▶ _DATASET EXCERPTS_

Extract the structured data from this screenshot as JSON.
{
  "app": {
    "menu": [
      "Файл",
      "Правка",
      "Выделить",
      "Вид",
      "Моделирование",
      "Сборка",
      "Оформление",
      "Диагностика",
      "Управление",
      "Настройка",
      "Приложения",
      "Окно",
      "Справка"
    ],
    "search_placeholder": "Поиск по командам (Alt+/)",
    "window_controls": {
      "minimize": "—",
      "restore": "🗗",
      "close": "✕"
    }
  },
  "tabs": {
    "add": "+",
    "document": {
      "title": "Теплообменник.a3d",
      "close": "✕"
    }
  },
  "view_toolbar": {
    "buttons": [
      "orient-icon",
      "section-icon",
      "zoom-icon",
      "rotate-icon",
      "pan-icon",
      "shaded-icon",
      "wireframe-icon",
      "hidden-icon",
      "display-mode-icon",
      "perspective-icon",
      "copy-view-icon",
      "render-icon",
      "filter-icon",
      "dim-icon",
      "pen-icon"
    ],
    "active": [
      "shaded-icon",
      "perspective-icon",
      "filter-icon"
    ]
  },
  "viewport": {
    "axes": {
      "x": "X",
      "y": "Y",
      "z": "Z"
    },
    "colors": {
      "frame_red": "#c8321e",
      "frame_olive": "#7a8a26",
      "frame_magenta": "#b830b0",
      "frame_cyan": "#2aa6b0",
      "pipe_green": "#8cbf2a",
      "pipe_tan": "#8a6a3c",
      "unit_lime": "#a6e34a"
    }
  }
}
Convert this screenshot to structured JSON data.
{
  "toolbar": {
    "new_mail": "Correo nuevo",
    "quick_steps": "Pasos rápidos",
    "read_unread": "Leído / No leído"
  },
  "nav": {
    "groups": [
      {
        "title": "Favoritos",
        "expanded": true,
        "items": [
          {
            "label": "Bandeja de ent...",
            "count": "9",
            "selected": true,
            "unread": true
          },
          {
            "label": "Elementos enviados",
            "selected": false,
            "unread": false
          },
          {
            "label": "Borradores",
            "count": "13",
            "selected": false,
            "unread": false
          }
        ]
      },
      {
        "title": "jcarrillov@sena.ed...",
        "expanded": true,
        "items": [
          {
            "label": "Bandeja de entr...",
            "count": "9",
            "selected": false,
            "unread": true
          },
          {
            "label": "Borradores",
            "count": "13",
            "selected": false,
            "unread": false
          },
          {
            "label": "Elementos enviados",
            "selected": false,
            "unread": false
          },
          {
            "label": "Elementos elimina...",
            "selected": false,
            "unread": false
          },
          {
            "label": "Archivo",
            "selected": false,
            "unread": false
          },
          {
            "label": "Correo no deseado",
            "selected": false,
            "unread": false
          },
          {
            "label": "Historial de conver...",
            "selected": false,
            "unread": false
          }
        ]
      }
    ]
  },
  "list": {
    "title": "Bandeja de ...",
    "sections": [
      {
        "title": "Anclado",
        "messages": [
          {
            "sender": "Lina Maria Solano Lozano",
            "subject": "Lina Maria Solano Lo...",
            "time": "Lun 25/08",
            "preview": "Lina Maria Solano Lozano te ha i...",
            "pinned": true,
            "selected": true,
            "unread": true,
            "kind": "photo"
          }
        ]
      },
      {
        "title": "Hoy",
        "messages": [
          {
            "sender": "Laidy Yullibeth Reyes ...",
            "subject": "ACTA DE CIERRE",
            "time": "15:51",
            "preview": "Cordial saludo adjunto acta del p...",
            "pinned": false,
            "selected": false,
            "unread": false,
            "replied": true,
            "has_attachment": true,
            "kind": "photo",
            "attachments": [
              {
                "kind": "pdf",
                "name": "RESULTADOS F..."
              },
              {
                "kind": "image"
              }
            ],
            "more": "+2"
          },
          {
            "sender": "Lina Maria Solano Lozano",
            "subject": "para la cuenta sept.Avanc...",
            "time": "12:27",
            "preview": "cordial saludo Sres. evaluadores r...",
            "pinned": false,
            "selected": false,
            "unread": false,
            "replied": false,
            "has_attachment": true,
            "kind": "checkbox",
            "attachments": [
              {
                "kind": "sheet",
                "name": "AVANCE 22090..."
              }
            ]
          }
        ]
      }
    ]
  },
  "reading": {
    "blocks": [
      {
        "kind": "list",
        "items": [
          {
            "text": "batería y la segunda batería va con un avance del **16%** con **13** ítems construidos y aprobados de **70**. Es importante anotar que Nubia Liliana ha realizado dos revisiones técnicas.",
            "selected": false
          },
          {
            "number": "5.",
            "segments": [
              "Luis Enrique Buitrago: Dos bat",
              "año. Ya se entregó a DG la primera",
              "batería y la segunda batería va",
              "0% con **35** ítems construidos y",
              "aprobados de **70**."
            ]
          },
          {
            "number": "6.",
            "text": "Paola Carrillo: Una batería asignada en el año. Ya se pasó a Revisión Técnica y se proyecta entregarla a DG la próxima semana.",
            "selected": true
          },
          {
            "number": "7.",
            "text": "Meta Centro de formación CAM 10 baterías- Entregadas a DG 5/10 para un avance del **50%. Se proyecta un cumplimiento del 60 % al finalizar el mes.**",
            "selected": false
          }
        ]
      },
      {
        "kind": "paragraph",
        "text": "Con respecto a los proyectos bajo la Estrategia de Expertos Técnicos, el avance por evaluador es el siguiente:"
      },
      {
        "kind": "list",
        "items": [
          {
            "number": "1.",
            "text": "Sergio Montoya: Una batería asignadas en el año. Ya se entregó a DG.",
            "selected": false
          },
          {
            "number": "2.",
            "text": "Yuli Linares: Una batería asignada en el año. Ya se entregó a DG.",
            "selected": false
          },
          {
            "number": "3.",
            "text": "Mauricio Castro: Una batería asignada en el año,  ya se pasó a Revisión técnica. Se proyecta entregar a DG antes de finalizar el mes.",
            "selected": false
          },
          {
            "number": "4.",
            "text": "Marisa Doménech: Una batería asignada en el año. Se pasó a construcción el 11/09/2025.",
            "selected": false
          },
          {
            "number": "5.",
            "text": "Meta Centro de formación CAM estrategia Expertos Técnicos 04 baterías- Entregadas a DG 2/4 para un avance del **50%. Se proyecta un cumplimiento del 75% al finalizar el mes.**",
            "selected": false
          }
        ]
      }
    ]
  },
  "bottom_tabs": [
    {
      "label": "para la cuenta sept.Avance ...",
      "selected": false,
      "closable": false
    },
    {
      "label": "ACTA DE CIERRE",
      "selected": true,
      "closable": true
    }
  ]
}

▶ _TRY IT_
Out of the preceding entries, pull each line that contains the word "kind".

▶ _OUTPUT FOR THIS TASK_
            "kind": "photo"
            "kind": "photo",
                "kind": "pdf",
                "kind": "image"
            "kind": "checkbox",
                "kind": "sheet",
        "kind": "list",
        "kind": "paragraph",
        "kind": "list",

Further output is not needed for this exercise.